The governor was asked if Democrats were the only opponents of his bill. LePage said he was unaware of any Republicans who opposed his recent initiatives.
“If (there are some), I’ll get them in my office and I’ll rip ’em a new one,” he said. “Because that’s disgusting.”
Although the governor appeared willing to discuss a compromise involving treatment funding, he said Maine had to stop the source of the drug trade.
Morris, his law enforcement commissioner, was quick to note what he viewed as the funding disparity between enforcement and treatment and prevention. He said the previous Legislature had spent $6.3 million on MaineCare transportation to provide rides to methadone clinics, but had only allotted $3.1 million to the MDEA.
“If that doesn’t make your blood boil, then I don’t know what to say to you,” he said.
The agency actually received $6.2 million in the current biennial budget and has received about $2 million in federal funding. There are currently 35 full-time and 10 part-time MDEA agents, Morris said.
He repeated the appeal he made March 20 to the Criminal Justice and Public Safety Committee.

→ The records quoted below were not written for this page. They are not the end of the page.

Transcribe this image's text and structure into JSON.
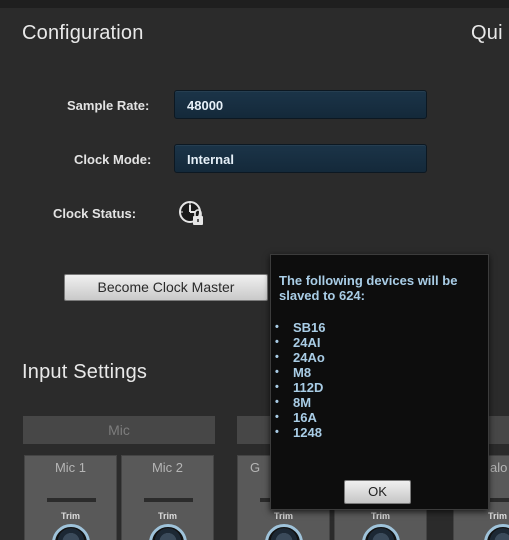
{
  "config": {
    "title": "Configuration",
    "quick_title_partial": "Qui",
    "sample_rate_label": "Sample Rate:",
    "sample_rate_value": "48000",
    "clock_mode_label": "Clock Mode:",
    "clock_mode_value": "Internal",
    "clock_status_label": "Clock Status:",
    "clock_status_icon": "clock-locked-icon",
    "become_clock_master_label": "Become Clock Master"
  },
  "input_settings": {
    "title": "Input Settings",
    "mic_group_label": "Mic",
    "channels": [
      {
        "name": "Mic 1",
        "trim_label": "Trim"
      },
      {
        "name": "Mic 2",
        "trim_label": "Trim"
      },
      {
        "name": "G",
        "trim_label": "Trim"
      },
      {
        "name": "",
        "trim_label": "Trim"
      },
      {
        "name": "alo",
        "trim_label": "Trim"
      }
    ]
  },
  "dialog": {
    "message": "The following devices will be slaved to 624:",
    "devices": [
      "SB16",
      "24AI",
      "24Ao",
      "M8",
      "112D",
      "8M",
      "16A",
      "1248"
    ],
    "ok_label": "OK"
  },
  "colors": {
    "background": "#2b2b2b",
    "field_bg": "#1b3448",
    "dialog_text": "#a9cde6",
    "knob_ring": "#9fc3da"
  }
}
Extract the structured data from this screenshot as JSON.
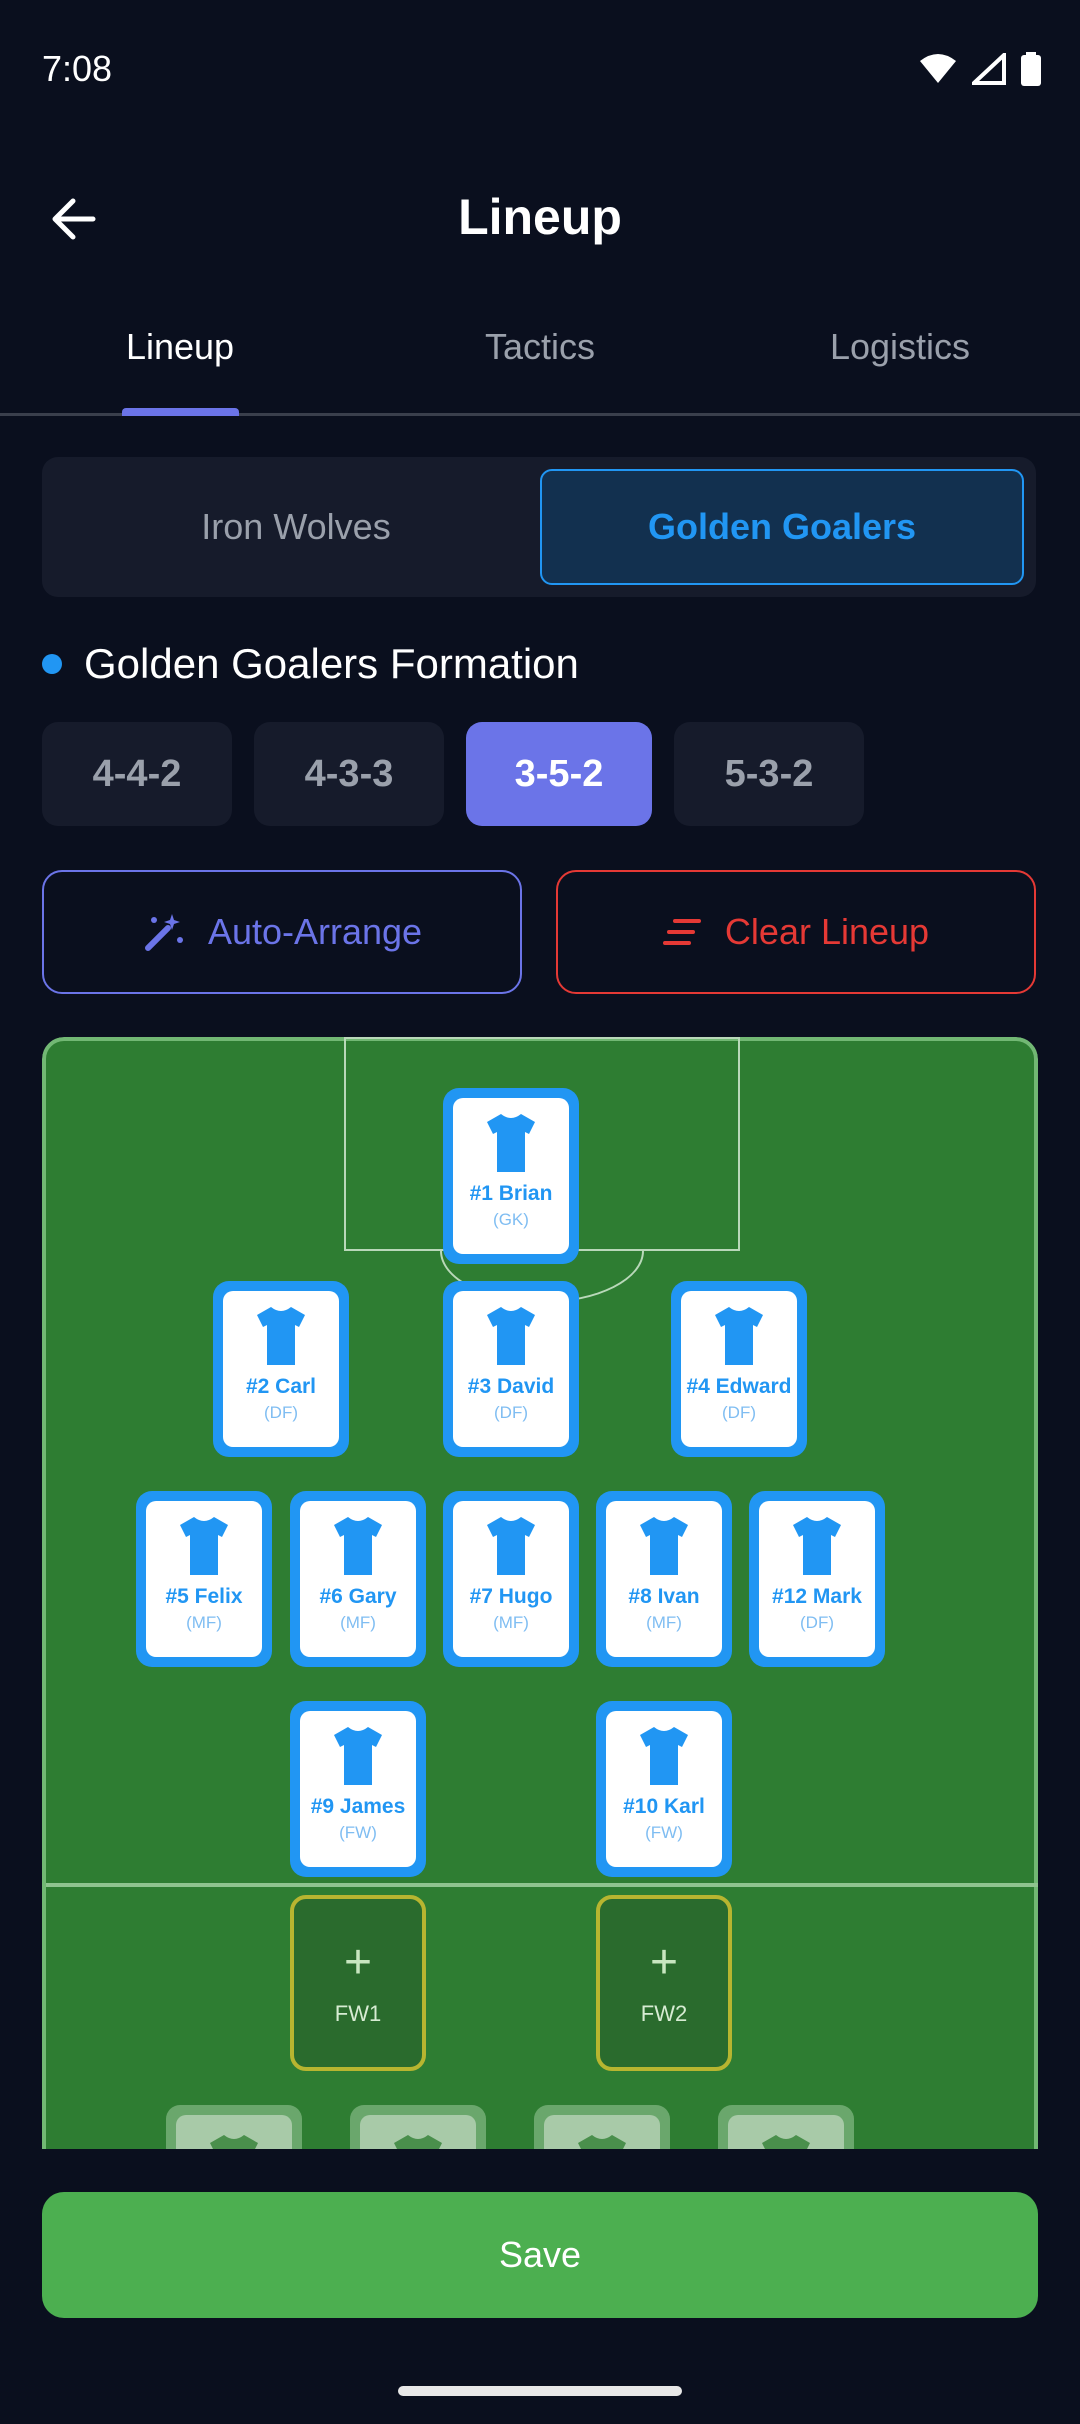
{
  "status_bar": {
    "time": "7:08"
  },
  "app_bar": {
    "title": "Lineup"
  },
  "tabs": [
    {
      "label": "Lineup",
      "active": true
    },
    {
      "label": "Tactics",
      "active": false
    },
    {
      "label": "Logistics",
      "active": false
    }
  ],
  "teams": {
    "left": "Iron Wolves",
    "right": "Golden Goalers",
    "selected": "Golden Goalers"
  },
  "formation": {
    "title": "Golden Goalers Formation",
    "options": [
      "4-4-2",
      "4-3-3",
      "3-5-2",
      "5-3-2"
    ],
    "selected": "3-5-2"
  },
  "actions": {
    "auto_arrange": "Auto-Arrange",
    "clear_lineup": "Clear Lineup"
  },
  "players": [
    {
      "name": "#1 Brian",
      "pos": "(GK)"
    },
    {
      "name": "#2 Carl",
      "pos": "(DF)"
    },
    {
      "name": "#3 David",
      "pos": "(DF)"
    },
    {
      "name": "#4 Edward",
      "pos": "(DF)"
    },
    {
      "name": "#5 Felix",
      "pos": "(MF)"
    },
    {
      "name": "#6 Gary",
      "pos": "(MF)"
    },
    {
      "name": "#7 Hugo",
      "pos": "(MF)"
    },
    {
      "name": "#8 Ivan",
      "pos": "(MF)"
    },
    {
      "name": "#12 Mark",
      "pos": "(DF)"
    },
    {
      "name": "#9 James",
      "pos": "(FW)"
    },
    {
      "name": "#10 Karl",
      "pos": "(FW)"
    }
  ],
  "empty_slots": [
    {
      "label": "FW1"
    },
    {
      "label": "FW2"
    }
  ],
  "save_label": "Save",
  "colors": {
    "accent": "#6b74e8",
    "team_blue": "#2196f3",
    "danger": "#e53935",
    "pitch": "#2e7d32",
    "save": "#4caf50",
    "background": "#0a0f1e"
  }
}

“Those of you that have worked with me for the last 25 years know that I’m not an alarmist, but let me tell you right now, I’m scared, I’m nervous and anxious about what’s happening in the state,” Morris said. Maine’s expansive coastline and Interstate 95 were too porous and that drug dealers and gangs had exploited it to ply their destructive trade here, he said.
ACLU: MORE ENFORCEMENT A FLAWED IDEA
The American Civil Liberties Union of Maine opposed the governor’s initiative last year. The group said it plans to do so again.
Executive Director Alison Beyea said the governor’s remarks about treatment and recovery “ring hollow” given his past move to cut funding for programs.
“Thousands of Mainers suffering from addiction don’t have access to the help they need, yet once again Gov. LePage’s response is to funnel money into arresting and incarcerating them,” she said. “If Gov. LePage truly cares about helping the people of Maine, he will stop pushing the failed war on drugs and start listening to the medical experts who say it’s time for a new approach.”
The Criminal Justice and Public Safety Committee has voted on a number of initiatives in the governor’s budget, but not the drug enforcement proposal. Senate President Michael Thibodeau, R-Winterport, and House minority leader Rep. Kenneth Fredette, R-Newport, both said they plan to back the governor’s proposal.